An interesting challenge, especially if you think a bit about what this will prove to DARPA. What we have here is an experiment to see if 20,000,000 geeks can find something faster than 2,000 intelligence analysts in windowless rooms with access to spy satellites. If you're interested, there's a picture of a sample balloon at the link above. I imagine that one found floating over a car dealership, apartment complex, or furniture store will probably not be the balloon you are looking for, although this suggests a great exercise in deception.
To mark the 40th anniversary of the Internet, DARPA has announced the DARPA Network Challenge, a competition that will explore the role the Internet and social networking plays in the timely communication, wide area team-building and urgent mobilization required to solve broad scope, time-critical problems.
The challenge is to be the first to submit the locations of ten moored, 8 foot, red weather balloons located at ten fixed locations in the continental United States.

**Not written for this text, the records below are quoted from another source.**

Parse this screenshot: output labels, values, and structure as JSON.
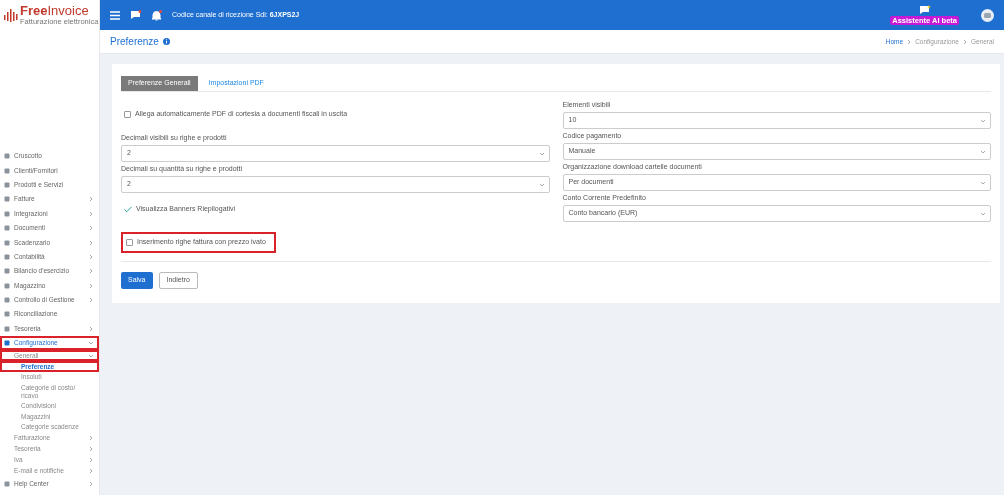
{
  "logo": {
    "name_bold": "Free",
    "name_light": "Invoice",
    "tagline": "Fatturazione elettronica"
  },
  "topbar": {
    "sdi_text": "Codice canale di ricezione Sdi: **6JXPS2J**",
    "assistant_label": "Assistente AI",
    "assistant_tag": "beta"
  },
  "page": {
    "title": "Preferenze",
    "breadcrumb": [
      "Home",
      "Configurazione",
      "General"
    ]
  },
  "sidebar": {
    "items": [
      {
        "label": "Cruscotto",
        "highlighted": false
      },
      {
        "label": "Clienti/Fornitori",
        "highlighted": false
      },
      {
        "label": "Prodotti e Servizi",
        "highlighted": false
      },
      {
        "label": "Fatture",
        "expanded": false,
        "highlighted": false
      },
      {
        "label": "Integrazioni",
        "expanded": false,
        "highlighted": false
      },
      {
        "label": "Documenti",
        "expanded": false,
        "highlighted": false
      },
      {
        "label": "Scadenzario",
        "expanded": false,
        "highlighted": false
      },
      {
        "label": "Contabilità",
        "expanded": false,
        "highlighted": false
      },
      {
        "label": "Bilancio d'esercizio",
        "expanded": false,
        "highlighted": false
      },
      {
        "label": "Magazzino",
        "expanded": false,
        "highlighted": false
      },
      {
        "label": "Controllo di Gestione",
        "expanded": false,
        "highlighted": false
      },
      {
        "label": "Riconciliazione",
        "highlighted": false
      },
      {
        "label": "Tesoreria",
        "expanded": false,
        "highlighted": false
      },
      {
        "label": "Configurazione",
        "expanded": true,
        "highlighted": true,
        "children": [
          {
            "label": "Generali",
            "expanded": true,
            "highlighted": true,
            "children": [
              {
                "label": "Preferenze",
                "selected": true,
                "highlighted": true
              },
              {
                "label": "Insoluti",
                "selected": false,
                "highlighted": false
              },
              {
                "label": "Categorie di costo/ ricavo",
                "selected": false,
                "highlighted": false
              },
              {
                "label": "Condivisioni",
                "selected": false,
                "highlighted": false
              },
              {
                "label": "Magazzini",
                "selected": false,
                "highlighted": false
              },
              {
                "label": "Categorie scadenze",
                "selected": false,
                "highlighted": false
              }
            ]
          },
          {
            "label": "Fatturazione",
            "expanded": false,
            "highlighted": false
          },
          {
            "label": "Tesoreria",
            "expanded": false,
            "highlighted": false
          },
          {
            "label": "Iva",
            "expanded": false,
            "highlighted": false
          },
          {
            "label": "E-mail e notifiche",
            "expanded": false,
            "highlighted": false
          }
        ]
      },
      {
        "label": "Help Center",
        "expanded": false,
        "highlighted": false
      }
    ]
  },
  "tabs": [
    {
      "label": "Preferenze Generali",
      "selected": true
    },
    {
      "label": "Impostazioni PDF",
      "selected": false
    }
  ],
  "form": {
    "left": [
      {
        "kind": "checkbox",
        "label": "Allega automaticamente PDF di cortesia a documenti fiscali in uscita",
        "checked": false,
        "highlighted": false
      },
      {
        "kind": "select",
        "label": "Decimali visibili su righe e prodotti",
        "value": "2"
      },
      {
        "kind": "select",
        "label": "Decimali su quantità su righe e prodotti",
        "value": "2"
      },
      {
        "kind": "checkbox",
        "label": "Visualizza Banners Riepilogativi",
        "checked": true,
        "highlighted": false
      },
      {
        "kind": "checkbox",
        "label": "Inserimento righe fattura con prezzo ivato",
        "checked": false,
        "highlighted": true
      }
    ],
    "right": [
      {
        "kind": "select",
        "label": "Elementi visibili",
        "value": "10"
      },
      {
        "kind": "select",
        "label": "Codice pagamento",
        "value": "Manuale"
      },
      {
        "kind": "select",
        "label": "Organizzazione download cartelle documenti",
        "value": "Per documenti"
      },
      {
        "kind": "select",
        "label": "Conto Corrente Predefinito",
        "value": "Conto bancario (EUR)"
      }
    ]
  },
  "buttons": [
    {
      "label": "Salva",
      "kind": "primary"
    },
    {
      "label": "Indietro",
      "kind": "secondary"
    }
  ]
}
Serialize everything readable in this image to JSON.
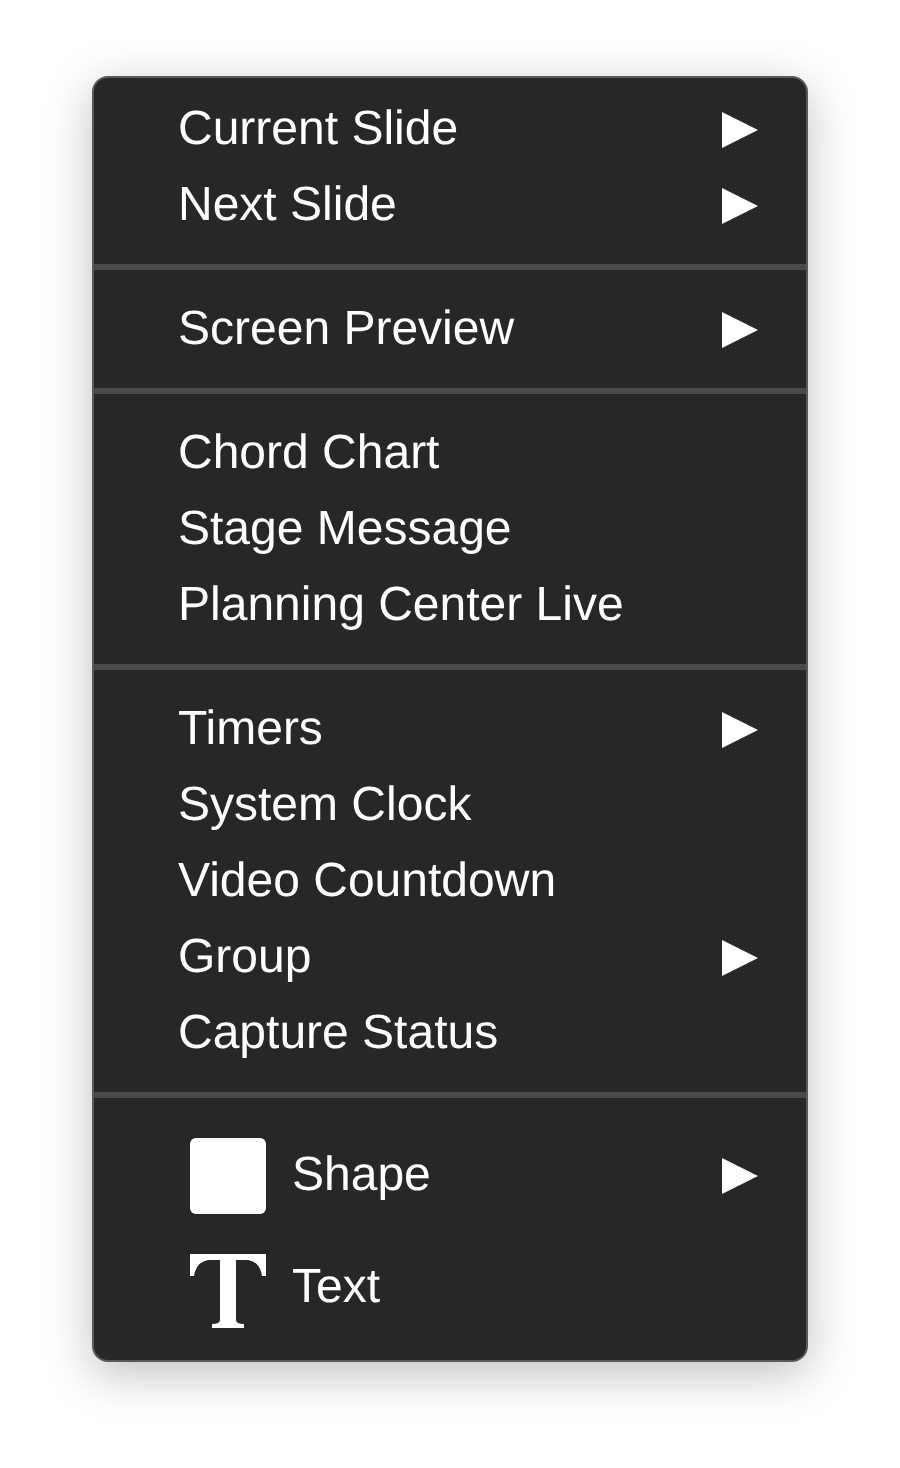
{
  "menu": {
    "sections": [
      {
        "items": [
          {
            "label": "Current Slide",
            "submenu": true,
            "kind": "plain"
          },
          {
            "label": "Next Slide",
            "submenu": true,
            "kind": "plain"
          }
        ]
      },
      {
        "items": [
          {
            "label": "Screen Preview",
            "submenu": true,
            "kind": "plain"
          }
        ]
      },
      {
        "items": [
          {
            "label": "Chord Chart",
            "submenu": false,
            "kind": "plain"
          },
          {
            "label": "Stage Message",
            "submenu": false,
            "kind": "plain"
          },
          {
            "label": "Planning Center Live",
            "submenu": false,
            "kind": "plain"
          }
        ]
      },
      {
        "items": [
          {
            "label": "Timers",
            "submenu": true,
            "kind": "plain"
          },
          {
            "label": "System Clock",
            "submenu": false,
            "kind": "plain"
          },
          {
            "label": "Video Countdown",
            "submenu": false,
            "kind": "plain"
          },
          {
            "label": "Group",
            "submenu": true,
            "kind": "plain"
          },
          {
            "label": "Capture Status",
            "submenu": false,
            "kind": "plain"
          }
        ]
      },
      {
        "items": [
          {
            "label": "Shape",
            "submenu": true,
            "kind": "shape"
          },
          {
            "label": "Text",
            "submenu": false,
            "kind": "text"
          }
        ]
      }
    ]
  }
}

Balloons will be in readily accessible locations and visible from nearby roadways.
What makes this interesting to me is an effort I made a couple weeks ago to find an Iranian Nuke site located "SE of Qom, Iran". Using Google Earth, I found a suspicious looking site rather quickly, and when someone published a released picture shortly thereafter, sure enough, that was it. New construction shows up on satellite photos like a fly on a plate, and "new" means anything less than 1 or 2 years old, especially if no landscaping effort has gone along with it.